→ EXERCISE DESCRIPTION: The entries below are to be repeated exactly as they stand.

Entries taken from a collection:
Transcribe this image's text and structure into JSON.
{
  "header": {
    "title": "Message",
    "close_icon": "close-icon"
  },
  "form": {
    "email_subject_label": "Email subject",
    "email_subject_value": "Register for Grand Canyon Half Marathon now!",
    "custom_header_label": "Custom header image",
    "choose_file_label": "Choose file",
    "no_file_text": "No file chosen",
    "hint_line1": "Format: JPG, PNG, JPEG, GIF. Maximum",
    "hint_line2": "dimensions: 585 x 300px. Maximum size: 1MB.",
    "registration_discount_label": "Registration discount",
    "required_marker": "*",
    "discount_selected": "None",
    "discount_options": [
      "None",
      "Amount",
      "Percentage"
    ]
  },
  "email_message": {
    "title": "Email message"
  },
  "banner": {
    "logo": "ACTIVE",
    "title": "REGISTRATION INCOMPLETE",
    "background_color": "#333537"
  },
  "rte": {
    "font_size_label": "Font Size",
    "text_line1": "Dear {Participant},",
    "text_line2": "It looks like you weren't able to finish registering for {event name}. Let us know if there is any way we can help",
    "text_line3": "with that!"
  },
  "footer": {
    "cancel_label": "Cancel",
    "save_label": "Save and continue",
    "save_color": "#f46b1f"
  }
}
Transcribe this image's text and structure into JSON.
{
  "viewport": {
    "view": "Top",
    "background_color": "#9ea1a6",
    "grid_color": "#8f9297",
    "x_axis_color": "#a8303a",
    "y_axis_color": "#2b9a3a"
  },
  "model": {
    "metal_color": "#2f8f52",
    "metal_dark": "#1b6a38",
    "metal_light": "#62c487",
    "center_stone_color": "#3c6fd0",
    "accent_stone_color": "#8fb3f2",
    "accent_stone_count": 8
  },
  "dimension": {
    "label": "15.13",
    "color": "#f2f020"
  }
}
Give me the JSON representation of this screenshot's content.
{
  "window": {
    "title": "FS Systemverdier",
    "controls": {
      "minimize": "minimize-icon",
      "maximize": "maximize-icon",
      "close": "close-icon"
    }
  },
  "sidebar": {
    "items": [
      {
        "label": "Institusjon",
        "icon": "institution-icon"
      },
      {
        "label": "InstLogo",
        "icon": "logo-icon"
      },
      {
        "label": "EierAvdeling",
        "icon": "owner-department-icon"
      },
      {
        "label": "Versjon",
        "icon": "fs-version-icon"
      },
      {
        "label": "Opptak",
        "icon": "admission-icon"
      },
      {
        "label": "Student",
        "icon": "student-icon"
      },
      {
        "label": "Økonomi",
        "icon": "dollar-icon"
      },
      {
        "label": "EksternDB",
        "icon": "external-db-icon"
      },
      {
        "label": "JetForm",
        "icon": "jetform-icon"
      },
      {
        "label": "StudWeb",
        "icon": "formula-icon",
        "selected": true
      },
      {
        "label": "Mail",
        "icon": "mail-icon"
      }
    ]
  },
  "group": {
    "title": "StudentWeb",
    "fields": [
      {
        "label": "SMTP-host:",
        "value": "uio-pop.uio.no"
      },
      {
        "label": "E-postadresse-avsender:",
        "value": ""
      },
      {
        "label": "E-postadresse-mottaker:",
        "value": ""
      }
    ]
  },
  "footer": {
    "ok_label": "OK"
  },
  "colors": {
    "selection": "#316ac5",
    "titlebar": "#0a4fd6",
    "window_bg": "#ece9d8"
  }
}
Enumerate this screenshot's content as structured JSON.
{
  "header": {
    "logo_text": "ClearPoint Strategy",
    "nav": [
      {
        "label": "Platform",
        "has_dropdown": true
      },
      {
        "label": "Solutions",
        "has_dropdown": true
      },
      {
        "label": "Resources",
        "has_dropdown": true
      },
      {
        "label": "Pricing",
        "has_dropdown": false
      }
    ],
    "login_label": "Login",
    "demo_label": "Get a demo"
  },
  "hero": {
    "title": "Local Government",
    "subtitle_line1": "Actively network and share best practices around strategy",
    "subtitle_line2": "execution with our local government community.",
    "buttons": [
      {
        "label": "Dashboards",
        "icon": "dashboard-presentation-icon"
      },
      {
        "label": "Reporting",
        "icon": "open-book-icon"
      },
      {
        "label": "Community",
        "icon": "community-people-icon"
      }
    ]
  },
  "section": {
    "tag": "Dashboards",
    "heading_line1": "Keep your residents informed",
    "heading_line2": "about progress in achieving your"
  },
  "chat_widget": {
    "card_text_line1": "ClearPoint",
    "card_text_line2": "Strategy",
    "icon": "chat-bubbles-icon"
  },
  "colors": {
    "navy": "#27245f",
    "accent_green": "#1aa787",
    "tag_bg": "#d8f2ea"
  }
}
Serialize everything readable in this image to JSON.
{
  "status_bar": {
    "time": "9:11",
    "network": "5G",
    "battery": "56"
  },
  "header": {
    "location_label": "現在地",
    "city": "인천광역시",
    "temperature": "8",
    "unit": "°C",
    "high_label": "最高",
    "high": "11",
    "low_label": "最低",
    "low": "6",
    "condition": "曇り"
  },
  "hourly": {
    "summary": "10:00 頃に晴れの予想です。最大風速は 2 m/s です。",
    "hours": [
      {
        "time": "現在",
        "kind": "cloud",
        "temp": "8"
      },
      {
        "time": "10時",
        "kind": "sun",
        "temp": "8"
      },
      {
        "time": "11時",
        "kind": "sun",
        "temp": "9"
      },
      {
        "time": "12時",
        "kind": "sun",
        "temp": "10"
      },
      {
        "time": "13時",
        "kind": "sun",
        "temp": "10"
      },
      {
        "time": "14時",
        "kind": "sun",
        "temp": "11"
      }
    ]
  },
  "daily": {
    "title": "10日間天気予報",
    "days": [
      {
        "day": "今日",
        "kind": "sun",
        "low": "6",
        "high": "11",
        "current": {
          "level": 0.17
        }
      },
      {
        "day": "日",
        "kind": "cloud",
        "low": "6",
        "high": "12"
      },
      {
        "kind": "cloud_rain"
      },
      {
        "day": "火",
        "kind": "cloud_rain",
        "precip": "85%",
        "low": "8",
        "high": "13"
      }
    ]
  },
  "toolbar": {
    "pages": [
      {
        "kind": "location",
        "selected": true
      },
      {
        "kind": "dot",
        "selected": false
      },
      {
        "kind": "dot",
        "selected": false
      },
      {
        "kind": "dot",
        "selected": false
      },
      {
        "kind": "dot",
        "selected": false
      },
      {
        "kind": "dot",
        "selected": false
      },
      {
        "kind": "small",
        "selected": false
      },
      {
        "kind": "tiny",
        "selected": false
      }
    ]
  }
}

→ REPLY:
Transcribe this image's text and structure into JSON.
{
  "header": {
    "title": "Message",
    "close_icon": "close-icon"
  },
  "form": {
    "email_subject_label": "Email subject",
    "email_subject_value": "Register for Grand Canyon Half Marathon now!",
    "custom_header_label": "Custom header image",
    "choose_file_label": "Choose file",
    "no_file_text": "No file chosen",
    "hint_line1": "Format: JPG, PNG, JPEG, GIF. Maximum",
    "hint_line2": "dimensions: 585 x 300px. Maximum size: 1MB.",
    "registration_discount_label": "Registration discount",
    "required_marker": "*",
    "discount_selected": "None",
    "discount_options": [
      "None",
      "Amount",
      "Percentage"
    ]
  },
  "email_message": {
    "title": "Email message"
  },
  "banner": {
    "logo": "ACTIVE",
    "title": "REGISTRATION INCOMPLETE",
    "background_color": "#333537"
  },
  "rte": {
    "font_size_label": "Font Size",
    "text_line1": "Dear {Participant},",
    "text_line2": "It looks like you weren't able to finish registering for {event name}. Let us know if there is any way we can help",
    "text_line3": "with that!"
  },
  "footer": {
    "cancel_label": "Cancel",
    "save_label": "Save and continue",
    "save_color": "#f46b1f"
  }
}
Transcribe this image's text and structure into JSON.
{
  "viewport": {
    "view": "Top",
    "background_color": "#9ea1a6",
    "grid_color": "#8f9297",
    "x_axis_color": "#a8303a",
    "y_axis_color": "#2b9a3a"
  },
  "model": {
    "metal_color": "#2f8f52",
    "metal_dark": "#1b6a38",
    "metal_light": "#62c487",
    "center_stone_color": "#3c6fd0",
    "accent_stone_color": "#8fb3f2",
    "accent_stone_count": 8
  },
  "dimension": {
    "label": "15.13",
    "color": "#f2f020"
  }
}
Give me the JSON representation of this screenshot's content.
{
  "window": {
    "title": "FS Systemverdier",
    "controls": {
      "minimize": "minimize-icon",
      "maximize": "maximize-icon",
      "close": "close-icon"
    }
  },
  "sidebar": {
    "items": [
      {
        "label": "Institusjon",
        "icon": "institution-icon"
      },
      {
        "label": "InstLogo",
        "icon": "logo-icon"
      },
      {
        "label": "EierAvdeling",
        "icon": "owner-department-icon"
      },
      {
        "label": "Versjon",
        "icon": "fs-version-icon"
      },
      {
        "label": "Opptak",
        "icon": "admission-icon"
      },
      {
        "label": "Student",
        "icon": "student-icon"
      },
      {
        "label": "Økonomi",
        "icon": "dollar-icon"
      },
      {
        "label": "EksternDB",
        "icon": "external-db-icon"
      },
      {
        "label": "JetForm",
        "icon": "jetform-icon"
      },
      {
        "label": "StudWeb",
        "icon": "formula-icon",
        "selected": true
      },
      {
        "label": "Mail",
        "icon": "mail-icon"
      }
    ]
  },
  "group": {
    "title": "StudentWeb",
    "fields": [
      {
        "label": "SMTP-host:",
        "value": "uio-pop.uio.no"
      },
      {
        "label": "E-postadresse-avsender:",
        "value": ""
      },
      {
        "label": "E-postadresse-mottaker:",
        "value": ""
      }
    ]
  },
  "footer": {
    "ok_label": "OK"
  },
  "colors": {
    "selection": "#316ac5",
    "titlebar": "#0a4fd6",
    "window_bg": "#ece9d8"
  }
}
Enumerate this screenshot's content as structured JSON.
{
  "header": {
    "logo_text": "ClearPoint Strategy",
    "nav": [
      {
        "label": "Platform",
        "has_dropdown": true
      },
      {
        "label": "Solutions",
        "has_dropdown": true
      },
      {
        "label": "Resources",
        "has_dropdown": true
      },
      {
        "label": "Pricing",
        "has_dropdown": false
      }
    ],
    "login_label": "Login",
    "demo_label": "Get a demo"
  },
  "hero": {
    "title": "Local Government",
    "subtitle_line1": "Actively network and share best practices around strategy",
    "subtitle_line2": "execution with our local government community.",
    "buttons": [
      {
        "label": "Dashboards",
        "icon": "dashboard-presentation-icon"
      },
      {
        "label": "Reporting",
        "icon": "open-book-icon"
      },
      {
        "label": "Community",
        "icon": "community-people-icon"
      }
    ]
  },
  "section": {
    "tag": "Dashboards",
    "heading_line1": "Keep your residents informed",
    "heading_line2": "about progress in achieving your"
  },
  "chat_widget": {
    "card_text_line1": "ClearPoint",
    "card_text_line2": "Strategy",
    "icon": "chat-bubbles-icon"
  },
  "colors": {
    "navy": "#27245f",
    "accent_green": "#1aa787",
    "tag_bg": "#d8f2ea"
  }
}
Serialize everything readable in this image to JSON.
{
  "status_bar": {
    "time": "9:11",
    "network": "5G",
    "battery": "56"
  },
  "header": {
    "location_label": "現在地",
    "city": "인천광역시",
    "temperature": "8",
    "unit": "°C",
    "high_label": "最高",
    "high": "11",
    "low_label": "最低",
    "low": "6",
    "condition": "曇り"
  },
  "hourly": {
    "summary": "10:00 頃に晴れの予想です。最大風速は 2 m/s です。",
    "hours": [
      {
        "time": "現在",
        "kind": "cloud",
        "temp": "8"
      },
      {
        "time": "10時",
        "kind": "sun",
        "temp": "8"
      },
      {
        "time": "11時",
        "kind": "sun",
        "temp": "9"
      },
      {
        "time": "12時",
        "kind": "sun",
        "temp": "10"
      },
      {
        "time": "13時",
        "kind": "sun",
        "temp": "10"
      },
      {
        "time": "14時",
        "kind": "sun",
        "temp": "11"
      }
    ]
  },
  "daily": {
    "title": "10日間天気予報",
    "days": [
      {
        "day": "今日",
        "kind": "sun",
        "low": "6",
        "high": "11",
        "current": {
          "level": 0.17
        }
      },
      {
        "day": "日",
        "kind": "cloud",
        "low": "6",
        "high": "12"
      },
      {
        "kind": "cloud_rain"
      },
      {
        "day": "火",
        "kind": "cloud_rain",
        "precip": "85%",
        "low": "8",
        "high": "13"
      }
    ]
  },
  "toolbar": {
    "pages": [
      {
        "kind": "location",
        "selected": true
      },
      {
        "kind": "dot",
        "selected": false
      },
      {
        "kind": "dot",
        "selected": false
      },
      {
        "kind": "dot",
        "selected": false
      },
      {
        "kind": "dot",
        "selected": false
      },
      {
        "kind": "dot",
        "selected": false
      },
      {
        "kind": "small",
        "selected": false
      },
      {
        "kind": "tiny",
        "selected": false
      }
    ]
  }
}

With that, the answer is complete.